The American Recovery and Reinvestment Act was signed into law by President Obama on February 17, 2009. The bill was created to provide a stimulus to the U.S. economy and it included federal tax cuts, expansion of unemployment benefits and other social provisions, including domestic spending in education, health care, and infrastructure, including the energy sector.
The following are some key points about the Nonbusiness Energy Property Credit:
- The new law increases the credit rate to 30 percent of the cost of all qualifying improvements and raises the maximum credit limit to $1,500 claimed for 2009 and 2010 combined.
- The credit applies to improvements such as adding insulation, energy-efficient exterior windows and doors, energy efficient heating and air conditioning systems, and certain metal and asphalt roofs.
- The improvements must be made to the taxpayer’s principal residence located in the United States (must be existing home).

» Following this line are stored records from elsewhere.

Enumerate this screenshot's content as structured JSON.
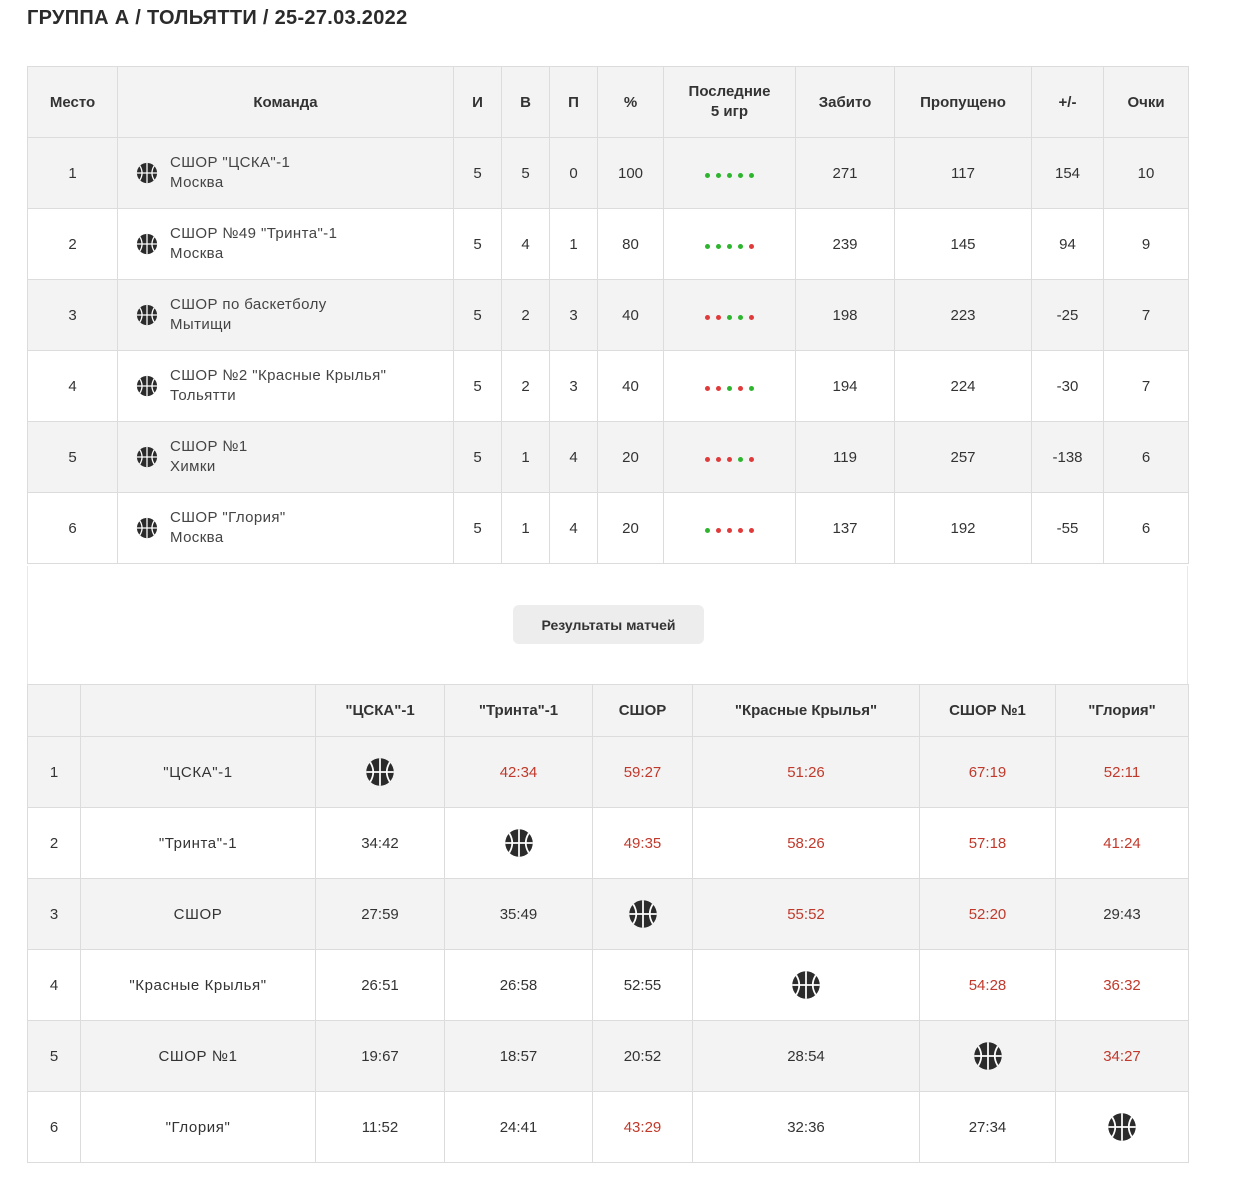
{
  "page_title": "ГРУППА А / ТОЛЬЯТТИ / 25-27.03.2022",
  "colors": {
    "win": "#2db52d",
    "loss": "#e03a3a",
    "score_win_text": "#c0392b"
  },
  "icons": {
    "team_logo": "basketball-icon"
  },
  "standings": {
    "headers": [
      "Место",
      "Команда",
      "И",
      "В",
      "П",
      "%",
      "Последние\n5 игр",
      "Забито",
      "Пропущено",
      "+/-",
      "Очки"
    ],
    "rows": [
      {
        "place": "1",
        "name": "СШОР \"ЦСКА\"-1",
        "city": "Москва",
        "games": "5",
        "wins": "5",
        "losses": "0",
        "pct": "100",
        "last5": [
          "W",
          "W",
          "W",
          "W",
          "W"
        ],
        "scored": "271",
        "conceded": "117",
        "diff": "154",
        "points": "10"
      },
      {
        "place": "2",
        "name": "СШОР №49 \"Тринта\"-1",
        "city": "Москва",
        "games": "5",
        "wins": "4",
        "losses": "1",
        "pct": "80",
        "last5": [
          "W",
          "W",
          "W",
          "W",
          "L"
        ],
        "scored": "239",
        "conceded": "145",
        "diff": "94",
        "points": "9"
      },
      {
        "place": "3",
        "name": "СШОР по баскетболу",
        "city": "Мытищи",
        "games": "5",
        "wins": "2",
        "losses": "3",
        "pct": "40",
        "last5": [
          "L",
          "L",
          "W",
          "W",
          "L"
        ],
        "scored": "198",
        "conceded": "223",
        "diff": "-25",
        "points": "7"
      },
      {
        "place": "4",
        "name": "СШОР №2 \"Красные Крылья\"",
        "city": "Тольятти",
        "games": "5",
        "wins": "2",
        "losses": "3",
        "pct": "40",
        "last5": [
          "L",
          "L",
          "W",
          "L",
          "W"
        ],
        "scored": "194",
        "conceded": "224",
        "diff": "-30",
        "points": "7"
      },
      {
        "place": "5",
        "name": "СШОР №1",
        "city": "Химки",
        "games": "5",
        "wins": "1",
        "losses": "4",
        "pct": "20",
        "last5": [
          "L",
          "L",
          "L",
          "W",
          "L"
        ],
        "scored": "119",
        "conceded": "257",
        "diff": "-138",
        "points": "6"
      },
      {
        "place": "6",
        "name": "СШОР \"Глория\"",
        "city": "Москва",
        "games": "5",
        "wins": "1",
        "losses": "4",
        "pct": "20",
        "last5": [
          "W",
          "L",
          "L",
          "L",
          "L"
        ],
        "scored": "137",
        "conceded": "192",
        "diff": "-55",
        "points": "6"
      }
    ]
  },
  "results_button_label": "Результаты матчей",
  "matrix": {
    "headers": [
      "\"ЦСКА\"-1",
      "\"Тринта\"-1",
      "СШОР",
      "\"Красные Крылья\"",
      "СШОР №1",
      "\"Глория\""
    ],
    "rows": [
      {
        "num": "1",
        "name": "\"ЦСКА\"-1",
        "cells": [
          null,
          "42:34",
          "59:27",
          "51:26",
          "67:19",
          "52:11"
        ]
      },
      {
        "num": "2",
        "name": "\"Тринта\"-1",
        "cells": [
          "34:42",
          null,
          "49:35",
          "58:26",
          "57:18",
          "41:24"
        ]
      },
      {
        "num": "3",
        "name": "СШОР",
        "cells": [
          "27:59",
          "35:49",
          null,
          "55:52",
          "52:20",
          "29:43"
        ]
      },
      {
        "num": "4",
        "name": "\"Красные Крылья\"",
        "cells": [
          "26:51",
          "26:58",
          "52:55",
          null,
          "54:28",
          "36:32"
        ]
      },
      {
        "num": "5",
        "name": "СШОР №1",
        "cells": [
          "19:67",
          "18:57",
          "20:52",
          "28:54",
          null,
          "34:27"
        ]
      },
      {
        "num": "6",
        "name": "\"Глория\"",
        "cells": [
          "11:52",
          "24:41",
          "43:29",
          "32:36",
          "27:34",
          null
        ]
      }
    ]
  }
}
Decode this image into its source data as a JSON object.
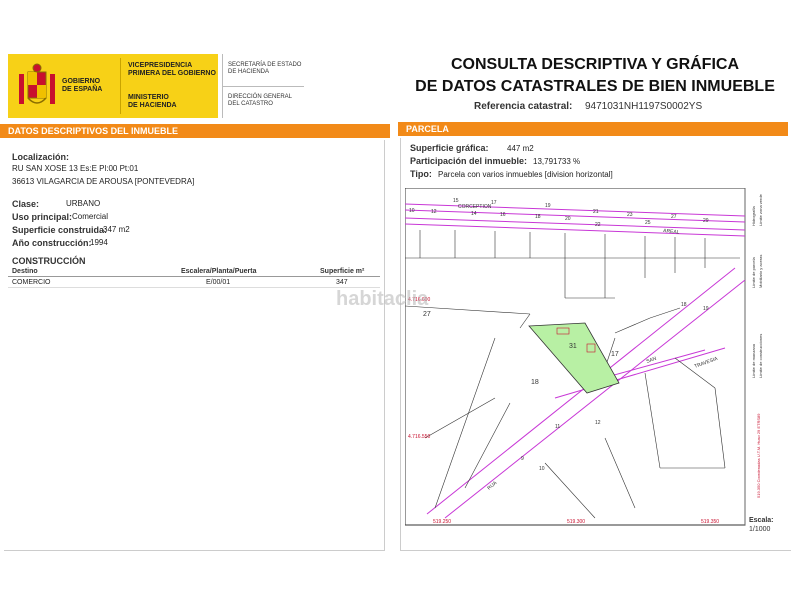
{
  "header": {
    "gobierno": "GOBIERNO\nDE ESPAÑA",
    "vicepresidencia": "VICEPRESIDENCIA\nPRIMERA DEL GOBIERNO",
    "ministerio": "MINISTERIO\nDE HACIENDA",
    "secretaria": "SECRETARÍA DE ESTADO\nDE HACIENDA",
    "direccion": "DIRECCIÓN GENERAL\nDEL CATASTRO",
    "title_line1": "CONSULTA DESCRIPTIVA Y GRÁFICA",
    "title_line2": "DE DATOS CATASTRALES DE BIEN INMUEBLE",
    "ref_label": "Referencia catastral:",
    "ref_value": "9471031NH1197S0002YS",
    "brand_color": "#f7d117",
    "accent_color": "#f28a18"
  },
  "left": {
    "section_title": "DATOS DESCRIPTIVOS DEL INMUEBLE",
    "localizacion_label": "Localización:",
    "localizacion_line1": "RU SAN XOSE 13 Es:E Pl:00 Pt:01",
    "localizacion_line2": "36613 VILAGARCIA DE AROUSA [PONTEVEDRA]",
    "clase_label": "Clase:",
    "clase_value": "URBANO",
    "uso_label": "Uso principal:",
    "uso_value": "Comercial",
    "superficie_label": "Superficie construida:",
    "superficie_value": "347 m2",
    "anio_label": "Año construcción:",
    "anio_value": "1994",
    "construccion_title": "CONSTRUCCIÓN",
    "table": {
      "headers": [
        "Destino",
        "Escalera/Planta/Puerta",
        "Superficie m²"
      ],
      "rows": [
        [
          "COMERCIO",
          "E/00/01",
          "347"
        ]
      ]
    }
  },
  "right": {
    "section_title": "PARCELA",
    "sup_grafica_label": "Superficie gráfica:",
    "sup_grafica_value": "447 m2",
    "participacion_label": "Participación del inmueble:",
    "participacion_value": "13,791733 %",
    "tipo_label": "Tipo:",
    "tipo_value": "Parcela con varios inmuebles [division horizontal]",
    "escala_label": "Escala:",
    "escala_value": "1/1000",
    "map": {
      "street_top": "CORCEPTION",
      "street_right": "AREAL",
      "street_mid": "SAN",
      "street_east": "TRAVESIA",
      "street_low": "RUA",
      "parcel_numbers": [
        "27",
        "31",
        "17",
        "18"
      ],
      "coord_y1": "4.716.600",
      "coord_y2": "4.716.550",
      "coord_x1": "519.250",
      "coord_x2": "519.300",
      "coord_x3": "519.350",
      "top_numbers": [
        "10",
        "12",
        "14",
        "15",
        "17",
        "16",
        "19",
        "18",
        "21",
        "20",
        "22",
        "27",
        "25",
        "29",
        "23"
      ],
      "diag_numbers": [
        "19",
        "18",
        "11",
        "12",
        "9",
        "10"
      ],
      "legend": [
        "Límite de parcela",
        "Mobiliario y aceras",
        "Hidrografía",
        "Límite zona verde",
        "Límite de manzana",
        "Límite de construcciones"
      ],
      "utm_note": "519.350 Coordenadas U.T.M. Huso 29 ETRS89",
      "watermark": "habitaclia",
      "parcel_color": "#b8f0a4",
      "line_color": "#c837d6"
    }
  }
}
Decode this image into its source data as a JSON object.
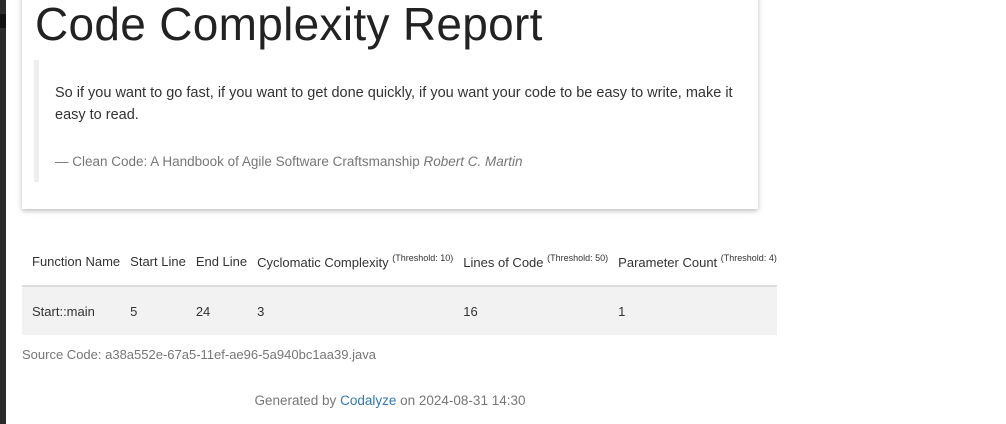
{
  "header": {
    "title": "Code Complexity Report"
  },
  "quote": {
    "text": "So if you want to go fast, if you want to get done quickly, if you want your code to be easy to write, make it easy to read.",
    "cite_prefix": "— Clean Code: A Handbook of Agile Software Craftsmanship",
    "author": "Robert C. Martin"
  },
  "table": {
    "columns": [
      {
        "label": "Function Name",
        "threshold": ""
      },
      {
        "label": "Start Line",
        "threshold": ""
      },
      {
        "label": "End Line",
        "threshold": ""
      },
      {
        "label": "Cyclomatic Complexity",
        "threshold": "(Threshold: 10)"
      },
      {
        "label": "Lines of Code",
        "threshold": "(Threshold: 50)"
      },
      {
        "label": "Parameter Count",
        "threshold": "(Threshold: 4)"
      }
    ],
    "rows": [
      [
        "Start::main",
        "5",
        "24",
        "3",
        "16",
        "1"
      ]
    ]
  },
  "source": {
    "text": "Source Code: a38a552e-67a5-11ef-ae96-5a940bc1aa39.java"
  },
  "footer": {
    "prefix": "Generated by",
    "link": "Codalyze",
    "suffix": "on 2024-08-31 14:30"
  },
  "colors": {
    "link": "#337ab7",
    "row_background": "#f2f2f2",
    "muted_text": "#777777"
  }
}
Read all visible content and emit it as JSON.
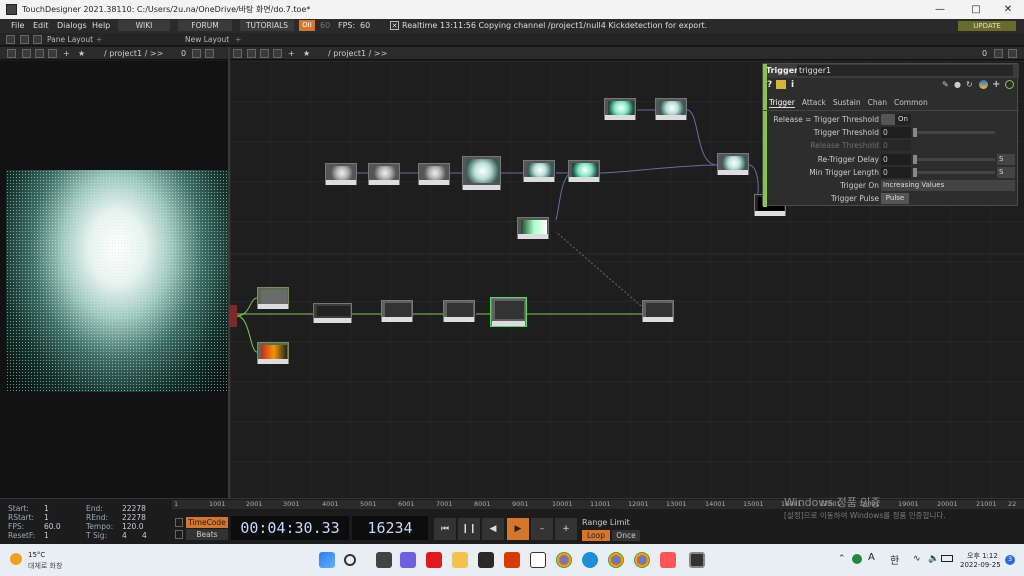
{
  "window": {
    "title": "TouchDesigner 2021.38110: C:/Users/2u.na/OneDrive/바탕 화면/do.7.toe*"
  },
  "menu": {
    "items": [
      "File",
      "Edit",
      "Dialogs",
      "Help"
    ],
    "wiki": "WIKI",
    "forum": "FORUM",
    "tutorials": "TUTORIALS",
    "oii": "OII",
    "fps_target": "60",
    "fps_label": "FPS:",
    "fps_value": "60",
    "realtime": "Realtime",
    "status": "13:11:56 Copying channel /project1/null4 Kickdetection for export.",
    "update": "UPDATE"
  },
  "panebar": {
    "pane_layout": "Pane Layout",
    "new_layout": "New Layout"
  },
  "left_path": {
    "path": "/ project1 / >>",
    "count": "0"
  },
  "right_path": {
    "path": "/ project1 / >>",
    "count": "0"
  },
  "params": {
    "op_type": "Trigger",
    "op_name": "trigger1",
    "tabs": [
      "Trigger",
      "Attack",
      "Sustain",
      "Chan",
      "Common"
    ],
    "rows": [
      {
        "label": "Release = Trigger Threshold",
        "value": "On"
      },
      {
        "label": "Trigger Threshold",
        "value": "0"
      },
      {
        "label": "Release Threshold",
        "value": "0"
      },
      {
        "label": "Re-Trigger Delay",
        "value": "0",
        "unit": "S"
      },
      {
        "label": "Min Trigger Length",
        "value": "0",
        "unit": "S"
      },
      {
        "label": "Trigger On",
        "value": "Increasing Values"
      },
      {
        "label": "Trigger Pulse",
        "value": "Pulse"
      }
    ]
  },
  "ruler": {
    "ticks": [
      "1",
      "1001",
      "2001",
      "3001",
      "4001",
      "5001",
      "6001",
      "7001",
      "8001",
      "9001",
      "10001",
      "11001",
      "12001",
      "13001",
      "14001",
      "15001",
      "16001",
      "17001",
      "18001",
      "19001",
      "20001",
      "21001",
      "22"
    ]
  },
  "timeline": {
    "start_label": "Start:",
    "start": "1",
    "end_label": "End:",
    "end": "22278",
    "rstart_label": "RStart:",
    "rstart": "1",
    "rend_label": "REnd:",
    "rend": "22278",
    "fps_label": "FPS:",
    "fps": "60.0",
    "tempo_label": "Tempo:",
    "tempo": "120.0",
    "resetf_label": "ResetF:",
    "resetf": "1",
    "tsig_label": "T Sig:",
    "tsig_a": "4",
    "tsig_b": "4",
    "timecode": "TimeCode",
    "beats": "Beats",
    "time": "00:04:30.33",
    "frame": "16234",
    "range_limit": "Range Limit",
    "loop": "Loop",
    "once": "Once"
  },
  "watermark": {
    "line1": "Windows 정품 인증",
    "line2": "[설정]으로 이동하여 Windows를 정품 인증합니다."
  },
  "taskbar": {
    "temp": "15°C",
    "weather": "대체로 화창",
    "time": "오후 1:12",
    "date": "2022-09-25",
    "notif": "3",
    "lang_a": "A",
    "lang_ko": "한"
  },
  "colors": {
    "accent_green": "#8bc34a",
    "orange": "#d6762a",
    "time_blue": "#c9d6ff"
  }
}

- Qualifying improvements must be placed into service after December 31, 2008, and before January 1, 2011.
The following are some key points about the Residential Energy Efficient Property Credit:
- The new law removes some of the previously imposed maximum amounts and allows for a credit equal to 30 percent of the cost of qualified property.
- The credit is available to help individual taxpayers pay for qualified residential alternative energy equipment, such as solar hot water heaters, geothermal heat pumps and wind turbines.
- Both existing homes and new construction qualify.
- Both principal residences and second homes qualify (rental property does not qualify).
- Qualifying improvements to the taxpayer’s home in the United States must be placed in service before January 1, 2017.
Energy credits must be taken in the tax year which the installation was completed. Not all energy efficient improvements qualify for this credit and those that do must have certification from the manufacturer that can be found either in the packaging or on the manufacturers website. If you are considering making improvements in the coming year you should discuss this with a tax professional as some of these credits are set to expire after tax year 2010.
Source: IRS Key Points to Energy Credits